'Daddy Auld ! daddie Auld, there's a tod in the fauld,
A tod meikle waur than the clerk;
Tho' ye do little skaith, ye'll be in at the death,
For if ye canna bite, ye may bark
Daddy Auld ! Gif ye canna bite, ye may bark'
The Kirk's Alarm
The Reverend William Auld ('Daddy Auld' in 'The Kirk's
Alarm') had nothing to say of Robert Burns in the 1795
Statistical Account of the parish of Mauchline[1], but he did
offer his own views on the origins of the place-name
Mauchline [MAUCHLINE]. Assessing some old forms of the
name, Machlein, Machlene and Machlin he concluded that it
was derived from the Gaelic 'field of the flax', presumably
from G. magh lion. Fifty years later in the next Statistical
Account [2], the Reverend John Tod offers magh 'field or
meadow' + linn,linne 'pool,lake' with the observation 'as the
fields around the town abound with springs there must
have been anciently a marsh or meadow'.
The only loch in
the parish at that time was Lochbrown covering some 60
acres but this has since been drained.

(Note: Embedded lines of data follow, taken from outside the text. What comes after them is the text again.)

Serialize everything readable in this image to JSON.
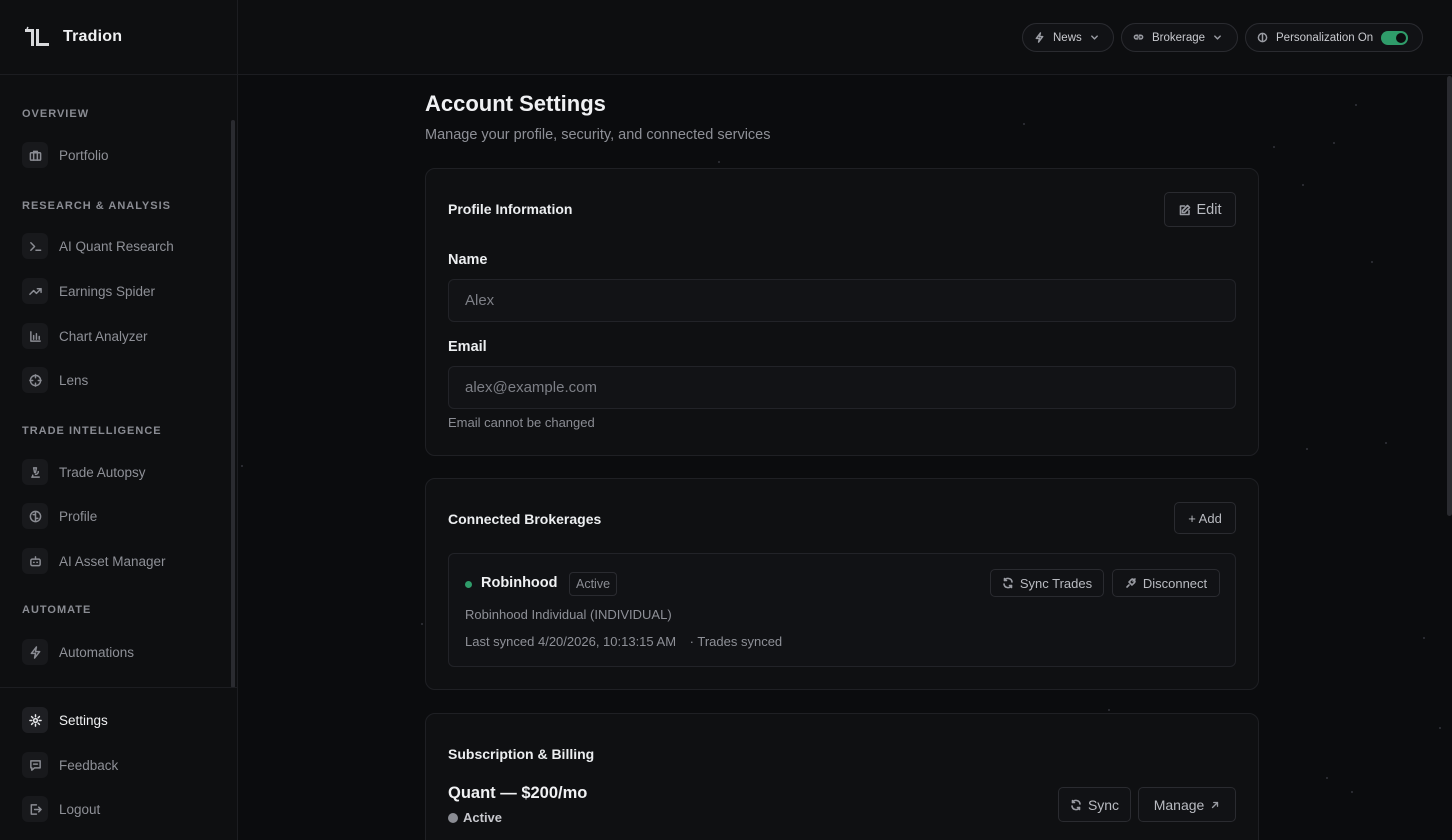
{
  "brand": {
    "name": "Tradion"
  },
  "sidebar": {
    "sections": {
      "overview": "OVERVIEW",
      "research": "RESEARCH & ANALYSIS",
      "trade": "TRADE INTELLIGENCE",
      "automate": "AUTOMATE"
    },
    "items": {
      "portfolio": "Portfolio",
      "quant": "AI Quant Research",
      "earnings": "Earnings Spider",
      "chart": "Chart Analyzer",
      "lens": "Lens",
      "autopsy": "Trade Autopsy",
      "profile": "Profile",
      "asset": "AI Asset Manager",
      "automations": "Automations",
      "settings": "Settings",
      "feedback": "Feedback",
      "logout": "Logout"
    }
  },
  "topbar": {
    "news": "News",
    "brokerage": "Brokerage",
    "personalization": "Personalization On"
  },
  "page": {
    "title": "Account Settings",
    "subtitle": "Manage your profile, security, and connected services"
  },
  "profile": {
    "title": "Profile Information",
    "edit": "Edit",
    "name_label": "Name",
    "name_value": "Alex",
    "email_label": "Email",
    "email_value": "alex@example.com",
    "email_hint": "Email cannot be changed"
  },
  "brokerages": {
    "title": "Connected Brokerages",
    "add": "+ Add",
    "item": {
      "name": "Robinhood",
      "status": "Active",
      "account": "Robinhood Individual (INDIVIDUAL)",
      "last_synced": "Last synced 4/20/2026, 10:13:15 AM",
      "trades": "· Trades synced",
      "sync": "Sync Trades",
      "disconnect": "Disconnect"
    }
  },
  "billing": {
    "title": "Subscription & Billing",
    "plan": "Quant — $200/mo",
    "status": "Active",
    "sync": "Sync",
    "manage": "Manage"
  }
}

J.B. Johnston [3] concurs with his fellow minister and provides
a list of early forms of the name, Machlind i Cuil (from Irish
Nennius, see W.J.Watson below), c.1130 Machline, a. 1177
Mauchelin, c. 1200 Mauchlyn.

[1] Statistical Accounts of Scotland, Ayrshire 1791-1799
[2] Statistical Accounts of Scotland, Ayrshire and1845
[3] J.B.Johnston' Place-Names of Scotland'
[4] T. Campbell 'Ayrshire - A Historical Guide'
[5] 'Magic & Mythology'

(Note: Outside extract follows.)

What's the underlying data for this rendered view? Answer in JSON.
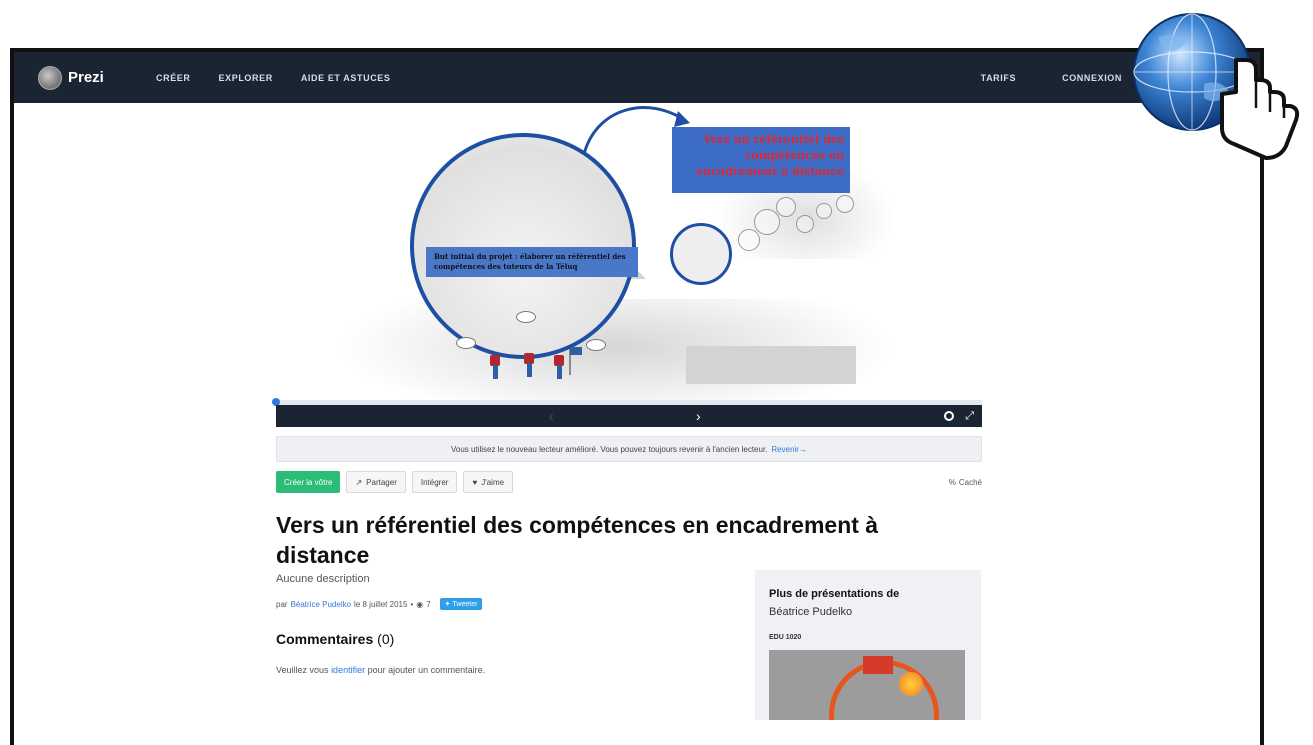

W.J. Watson 'The Celtic Placenames of Scotland'
'Poems and Songs of Robert Burns' (Ed. James Barke)
Recently, Thorbjorn Campbell [4] in his assessment of the
influence of pagan deities on Ayrshire place-names considers
Mauchline as Macha llyn 'the pool of Macha'. Macha was
one the forms of the triple-goddess Morrighan, Nemainn, and
Badbh being the other two. Also known as 'Macha the Red',
she was renowned for displaying the heads of her defeated
enemies on poles. These head-trophies were called 'Macha's
Acorn Crop' and perhaps they were washed in Macha's pool
before display! [5]

One of the great tales of Morrighan, was the spurning of her
love by Cuchulainn. He was a great war hero and son of Lugh,
God of Light. Lugh was worshipped throughout the Celtic
world, and his name lives on in the place-name Loudon
[LOUDON], O. Celt Lugudunon 'fort of Lugus, Lugh', five miles
north of Mauchline. Coincidentally, Mauchline became a Burgh
of Regality, for the Earl of Loudon in 1707. Lugar Water,
W.llug 'bright', flows into the River Ayr in the parish of
Mauchline, about a mile to the south of the village - but no
Macha's pool at the confluence!

Amy B. Worden.
The New Cumnock Mural , at the Mary Morrison Memorial Garden
By Robert Guthrie
Burns' Monument, Mauchline from the Tarbolton Road
Macha and her Acorn Crop
Burns' Trail
Mount Oliphant
New Cumnock
New World
Place-Names in the
Land o' Burns